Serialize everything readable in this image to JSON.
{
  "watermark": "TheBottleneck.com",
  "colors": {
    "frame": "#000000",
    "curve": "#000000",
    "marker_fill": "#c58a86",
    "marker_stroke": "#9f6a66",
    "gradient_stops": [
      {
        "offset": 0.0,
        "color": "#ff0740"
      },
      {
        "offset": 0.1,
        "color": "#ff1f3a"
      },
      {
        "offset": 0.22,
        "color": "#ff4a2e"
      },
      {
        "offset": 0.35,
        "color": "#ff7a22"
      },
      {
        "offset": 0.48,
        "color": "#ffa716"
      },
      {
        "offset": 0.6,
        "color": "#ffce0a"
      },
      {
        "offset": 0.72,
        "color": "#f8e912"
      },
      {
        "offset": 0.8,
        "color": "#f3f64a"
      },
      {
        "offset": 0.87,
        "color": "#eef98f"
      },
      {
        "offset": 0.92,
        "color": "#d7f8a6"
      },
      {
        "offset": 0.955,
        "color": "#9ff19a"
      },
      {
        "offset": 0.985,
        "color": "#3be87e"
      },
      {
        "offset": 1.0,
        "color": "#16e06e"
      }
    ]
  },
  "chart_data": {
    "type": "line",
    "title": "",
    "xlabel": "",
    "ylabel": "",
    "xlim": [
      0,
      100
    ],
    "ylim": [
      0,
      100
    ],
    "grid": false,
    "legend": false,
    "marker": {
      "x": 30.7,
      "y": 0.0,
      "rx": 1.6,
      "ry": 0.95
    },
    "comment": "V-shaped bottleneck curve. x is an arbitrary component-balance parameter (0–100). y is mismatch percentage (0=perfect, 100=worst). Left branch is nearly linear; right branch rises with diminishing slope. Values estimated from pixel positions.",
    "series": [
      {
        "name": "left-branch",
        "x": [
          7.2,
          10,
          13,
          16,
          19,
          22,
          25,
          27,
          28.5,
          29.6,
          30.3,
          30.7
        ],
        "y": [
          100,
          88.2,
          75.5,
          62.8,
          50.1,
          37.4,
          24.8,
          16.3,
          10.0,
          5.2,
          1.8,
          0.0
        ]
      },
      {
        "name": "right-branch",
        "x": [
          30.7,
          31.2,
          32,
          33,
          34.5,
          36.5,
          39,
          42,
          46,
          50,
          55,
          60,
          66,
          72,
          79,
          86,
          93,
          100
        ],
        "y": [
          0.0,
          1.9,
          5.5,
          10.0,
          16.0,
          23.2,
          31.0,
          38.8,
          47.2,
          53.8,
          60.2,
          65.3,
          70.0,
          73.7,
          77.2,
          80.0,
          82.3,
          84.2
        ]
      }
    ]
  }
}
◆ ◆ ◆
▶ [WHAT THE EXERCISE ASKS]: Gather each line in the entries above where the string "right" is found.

▶ [ANSWER FOR THIS EXERCISE]:
    "comment": "V-shaped bottleneck curve. x is an arbitrary component-balance parameter (0–100). y is mismatch percentage (0=perfect, 100=worst). Left branch is nearly linear; right branch rises with diminishing slope. Values estimated from pixel positions.",
        "name": "right-branch",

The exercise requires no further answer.